Long kicked off the session by describing how security threats to PHI have escalated over the past several years from the era of lost laptops and paper records in a dumpster to today's more sophisticated threats to PHI including identity theft, foreign national espionage and ransomware. "Hollywood Presbyterian was recently taken hostage and the servers were encrypted by hackers who then began the blackmail process," remarked Long, speaking just a few weeks after the case had made headlines across the country.

Such attacks are far removed from the security risks present just a few years ago. "With the bad guys, there are no rules," Long said. "The attacks we are talking about today, they were not even contemplated in 1996 [when HIPAA was introduced]."

In addition to dealing with these more sophisticated - and malicious - attacks, organizations need to cope with a growing number or breaches. As of November 2015, breaches affected 119,959,229 patients, according to the Identity Theft Resource Center, a not-for-profit organization in San Diego.

The upshot of this increasingly precarious environment? Security strategies need to change. "The old security tactics no longer work," Long said. "The industry is still operating off a batch basis with its healthcare applications and many of its critical systems. But that's a little bit like having a home monitoring system, where at the end of the 24-hour period, you review the tape of what's happened. The bad news is you could be a day late and find yourself watching the people take your jewelry, your furniture, your watches out of the house. Starting now, I believe EHR vendors will increasingly compete on all aspects of information security including their ability to support real-time security monitoring."

Long concluded, "Every doctor, every nurse, anyone who touches an EHR has the potential to have their credentials compromised. The number one thing healthcare organizations can do to protect against breaches is to engage their workforce in security awareness training."

Reinventing security programs

Rost and Summitt agreed that change is necessary and offered recommendations drawn from working on the front-lines at their provider organizations.

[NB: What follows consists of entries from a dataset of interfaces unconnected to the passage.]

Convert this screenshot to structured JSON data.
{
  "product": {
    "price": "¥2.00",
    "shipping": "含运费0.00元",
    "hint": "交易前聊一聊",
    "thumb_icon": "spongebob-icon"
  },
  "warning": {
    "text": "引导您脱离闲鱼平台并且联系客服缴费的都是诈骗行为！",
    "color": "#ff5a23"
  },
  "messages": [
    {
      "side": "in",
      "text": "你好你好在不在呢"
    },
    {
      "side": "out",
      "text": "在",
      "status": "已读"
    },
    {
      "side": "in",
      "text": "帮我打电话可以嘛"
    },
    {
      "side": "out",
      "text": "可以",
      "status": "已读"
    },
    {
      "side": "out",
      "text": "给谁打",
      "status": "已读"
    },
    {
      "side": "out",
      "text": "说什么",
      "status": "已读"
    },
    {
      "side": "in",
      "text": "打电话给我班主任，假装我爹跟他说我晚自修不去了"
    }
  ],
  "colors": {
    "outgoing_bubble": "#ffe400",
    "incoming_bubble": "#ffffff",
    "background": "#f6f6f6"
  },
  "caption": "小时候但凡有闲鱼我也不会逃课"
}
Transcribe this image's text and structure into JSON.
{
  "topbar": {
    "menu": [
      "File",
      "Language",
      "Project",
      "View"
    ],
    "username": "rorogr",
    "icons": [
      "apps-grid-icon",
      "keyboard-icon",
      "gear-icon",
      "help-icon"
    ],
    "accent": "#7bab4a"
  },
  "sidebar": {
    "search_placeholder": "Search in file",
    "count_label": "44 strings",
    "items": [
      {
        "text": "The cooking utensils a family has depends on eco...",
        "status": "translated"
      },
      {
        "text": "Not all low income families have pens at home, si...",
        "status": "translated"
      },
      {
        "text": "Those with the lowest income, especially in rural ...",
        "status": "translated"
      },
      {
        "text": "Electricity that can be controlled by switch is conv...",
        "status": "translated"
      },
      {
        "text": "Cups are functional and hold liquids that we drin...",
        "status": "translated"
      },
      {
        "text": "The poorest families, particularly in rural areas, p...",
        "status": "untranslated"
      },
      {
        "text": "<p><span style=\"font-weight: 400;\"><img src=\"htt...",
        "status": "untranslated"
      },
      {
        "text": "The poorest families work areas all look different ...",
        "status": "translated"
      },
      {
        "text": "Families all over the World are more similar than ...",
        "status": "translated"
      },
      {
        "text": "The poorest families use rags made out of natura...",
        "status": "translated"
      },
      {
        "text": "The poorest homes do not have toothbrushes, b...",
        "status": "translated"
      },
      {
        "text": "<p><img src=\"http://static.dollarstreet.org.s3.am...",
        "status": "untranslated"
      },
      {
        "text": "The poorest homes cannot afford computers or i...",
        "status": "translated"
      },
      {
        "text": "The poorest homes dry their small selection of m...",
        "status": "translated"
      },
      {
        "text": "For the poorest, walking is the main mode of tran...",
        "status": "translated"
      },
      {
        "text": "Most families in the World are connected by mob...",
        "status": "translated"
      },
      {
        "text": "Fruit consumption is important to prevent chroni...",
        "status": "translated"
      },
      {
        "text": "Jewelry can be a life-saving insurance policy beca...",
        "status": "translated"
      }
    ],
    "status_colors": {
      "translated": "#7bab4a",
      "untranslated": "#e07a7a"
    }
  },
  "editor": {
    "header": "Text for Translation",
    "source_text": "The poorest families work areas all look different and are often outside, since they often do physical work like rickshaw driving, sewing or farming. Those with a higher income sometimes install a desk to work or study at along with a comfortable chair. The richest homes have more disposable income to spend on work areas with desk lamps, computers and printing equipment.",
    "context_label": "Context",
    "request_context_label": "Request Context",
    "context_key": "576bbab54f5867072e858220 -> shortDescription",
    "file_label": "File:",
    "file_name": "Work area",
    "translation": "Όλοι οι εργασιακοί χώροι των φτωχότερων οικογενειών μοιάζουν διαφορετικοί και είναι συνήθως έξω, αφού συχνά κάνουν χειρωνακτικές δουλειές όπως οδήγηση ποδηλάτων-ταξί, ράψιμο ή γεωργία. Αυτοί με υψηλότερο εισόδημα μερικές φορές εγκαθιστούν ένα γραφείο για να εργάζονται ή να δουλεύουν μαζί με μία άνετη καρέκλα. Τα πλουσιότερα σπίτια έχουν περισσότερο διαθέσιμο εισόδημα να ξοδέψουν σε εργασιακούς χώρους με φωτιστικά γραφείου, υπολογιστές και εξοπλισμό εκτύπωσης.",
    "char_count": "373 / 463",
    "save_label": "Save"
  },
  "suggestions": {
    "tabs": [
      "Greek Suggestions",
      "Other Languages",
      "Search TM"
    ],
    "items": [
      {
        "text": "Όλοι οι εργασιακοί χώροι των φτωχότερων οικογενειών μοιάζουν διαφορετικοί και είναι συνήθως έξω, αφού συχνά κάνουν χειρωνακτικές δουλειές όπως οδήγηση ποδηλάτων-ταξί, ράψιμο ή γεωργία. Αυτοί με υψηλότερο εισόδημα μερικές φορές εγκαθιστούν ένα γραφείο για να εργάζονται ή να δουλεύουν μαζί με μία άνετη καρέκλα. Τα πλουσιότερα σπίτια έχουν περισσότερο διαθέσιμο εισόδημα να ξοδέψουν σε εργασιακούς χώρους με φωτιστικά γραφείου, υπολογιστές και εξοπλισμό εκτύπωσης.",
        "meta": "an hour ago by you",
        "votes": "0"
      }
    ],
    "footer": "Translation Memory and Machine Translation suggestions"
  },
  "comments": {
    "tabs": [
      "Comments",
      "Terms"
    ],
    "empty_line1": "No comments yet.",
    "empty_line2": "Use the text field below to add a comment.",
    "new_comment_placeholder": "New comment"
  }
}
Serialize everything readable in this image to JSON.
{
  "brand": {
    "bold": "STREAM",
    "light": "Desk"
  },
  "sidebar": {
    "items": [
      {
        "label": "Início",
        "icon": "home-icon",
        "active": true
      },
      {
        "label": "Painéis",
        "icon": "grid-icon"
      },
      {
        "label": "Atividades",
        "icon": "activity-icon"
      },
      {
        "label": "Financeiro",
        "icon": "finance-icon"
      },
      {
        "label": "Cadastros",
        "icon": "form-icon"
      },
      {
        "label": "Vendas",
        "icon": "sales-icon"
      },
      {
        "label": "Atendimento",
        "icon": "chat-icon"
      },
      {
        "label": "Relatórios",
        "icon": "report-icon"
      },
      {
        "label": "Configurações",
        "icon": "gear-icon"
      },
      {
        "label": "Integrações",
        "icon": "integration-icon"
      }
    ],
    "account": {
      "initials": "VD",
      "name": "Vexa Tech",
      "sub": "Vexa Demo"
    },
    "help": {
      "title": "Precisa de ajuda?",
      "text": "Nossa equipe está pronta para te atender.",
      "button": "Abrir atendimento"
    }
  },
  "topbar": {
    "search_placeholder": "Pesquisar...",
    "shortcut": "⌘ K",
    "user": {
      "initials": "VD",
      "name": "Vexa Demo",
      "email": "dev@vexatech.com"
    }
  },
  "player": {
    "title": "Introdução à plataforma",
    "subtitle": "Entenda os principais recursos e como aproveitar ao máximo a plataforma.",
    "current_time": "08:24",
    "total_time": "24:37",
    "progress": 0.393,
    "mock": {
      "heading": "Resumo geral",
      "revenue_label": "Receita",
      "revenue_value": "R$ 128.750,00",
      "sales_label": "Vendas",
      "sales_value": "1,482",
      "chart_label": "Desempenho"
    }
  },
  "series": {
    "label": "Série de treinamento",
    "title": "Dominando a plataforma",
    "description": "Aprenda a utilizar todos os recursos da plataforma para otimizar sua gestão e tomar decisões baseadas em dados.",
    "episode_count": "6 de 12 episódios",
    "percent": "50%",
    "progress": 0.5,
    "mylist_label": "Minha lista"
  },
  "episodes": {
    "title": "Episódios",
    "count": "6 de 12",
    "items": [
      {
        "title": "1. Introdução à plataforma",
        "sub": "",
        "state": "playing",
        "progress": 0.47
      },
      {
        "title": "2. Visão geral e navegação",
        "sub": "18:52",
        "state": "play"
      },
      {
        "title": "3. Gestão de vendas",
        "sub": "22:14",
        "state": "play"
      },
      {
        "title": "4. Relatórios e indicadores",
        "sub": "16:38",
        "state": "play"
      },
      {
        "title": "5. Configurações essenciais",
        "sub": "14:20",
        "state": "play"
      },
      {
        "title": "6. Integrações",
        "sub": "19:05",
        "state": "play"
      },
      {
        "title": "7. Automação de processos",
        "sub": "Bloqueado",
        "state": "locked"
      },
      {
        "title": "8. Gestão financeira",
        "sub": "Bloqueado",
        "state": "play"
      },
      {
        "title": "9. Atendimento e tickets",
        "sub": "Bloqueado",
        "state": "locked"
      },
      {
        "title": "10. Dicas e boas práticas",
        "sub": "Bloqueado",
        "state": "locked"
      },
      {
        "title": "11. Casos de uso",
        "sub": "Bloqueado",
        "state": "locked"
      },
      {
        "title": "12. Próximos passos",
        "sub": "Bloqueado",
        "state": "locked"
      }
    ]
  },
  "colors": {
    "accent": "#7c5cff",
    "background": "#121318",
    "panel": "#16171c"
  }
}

Rost suggested that healthcare organizations continue with many current "blocking and tackling" strategies, governance and risk compliance programs, as well as the use of encryption in an effort to safeguard protected health information (PHI). However, he emphasized that it's important to go beyond these practices and reinvent security programs by:

  1. Changing investment strategies. "We need to stop overinvesting in the 'protect' control. The actors coming against us as an industry, they're well-funded, well-tooled, well-motivated and they'll bypass any protect controls we have. We need to invest in controls that are more focused on attacks and on instant response and instant management," Rost said.
  2. Refusing to buy disconnected products. "If products are not connected, they cannot communicate; if they cannot communicate, there's no opportunity to automate, orchestrate and coordinate," he said. "If that continues, the adversaries are going to continue coming into organizations."
  3. Biting off what can be chewed. "We cannot solve all of our problems at once," Rost said. "A better approach is to keep your eye on the elephant, but have a more manageable scope and address that scope to have incremental change."
  4. Cutting ties with uncooperative vendors. "Most organizations buy security products from multiple vendors, and essentially they are competitors," he said. "To be successful in protecting patient data, those vendors need to play nicely together to really have an integrated, orchestrated and unified platform to protect against attacks."
  5. Abolishing meaningless metrics. "Just because you can measure something doesn't mean you need to measure it," Rost emphasized. "If a metric doesn't create any value, why are you wasting your time on it? A better approach is to define what is meaningful to you to help you make better decisions to protect patient data and patient health."
  6. Addressing audit protocols. "You cannot ignore the Office of Civil Rights audit protocol," he said. "You need to use it to really say how is your HIPAA security program doing and how do you prepare it for an eventual audit."
  7. Acknowledging information technology's overall importance. "If you continue to isolate IT security risk, then basically what's going to happen is IT security is going to continue to be seen as only a technical problem, which it is not," Rost said.

Going above and beyond

Summitt also pointed out that it is important to go beyond established practices. For example, at H. Lee Moffitt, Summitt has enhanced security initiatives by providing training aimed at ensuring that users understand how the connection between their online activities and security.

In addition, IT security staff is encouraged to routinely interact with end-users to keep security a top-of-mind issue. "Cyber-security staff need to engage with users. Don't let them sit in a cubicle all day long just looking at stuff. The more they engage, the better chance you have of stopping something before it starts," he said.

The provider organization has adopted a more proactive monitoring approach. "I have to understand what my net flow is. I have to understand those packets that are going across the network from one building to another or through my firewall to the outside, and what's coming in. If I don't know that, I can't look for anomalies," Summitt said. "We need to be watching for certain things and as soon as something that pops up out of the ordinary, you know immediately to go find out what that is."

Finally, H. Lee Moffitt is always ready to respond to security incidents. "Your incident response plan better be ready because there is going to be a time when you're going to need it, and if it doesn't work, you've lost the battle," Summitt said.

By adding such strategies to security initiatives, healthcare organizations can quench expanding threats with programs that truly protect. In essence, to truly safeguard valuable health information in today's environment, healthcare organizations need to make sure that they have the ability to monitor, analyze and respond in near real-time and to coordinate safeguards across traditional vendor lines to protect against the full array of potential external and internal attacks.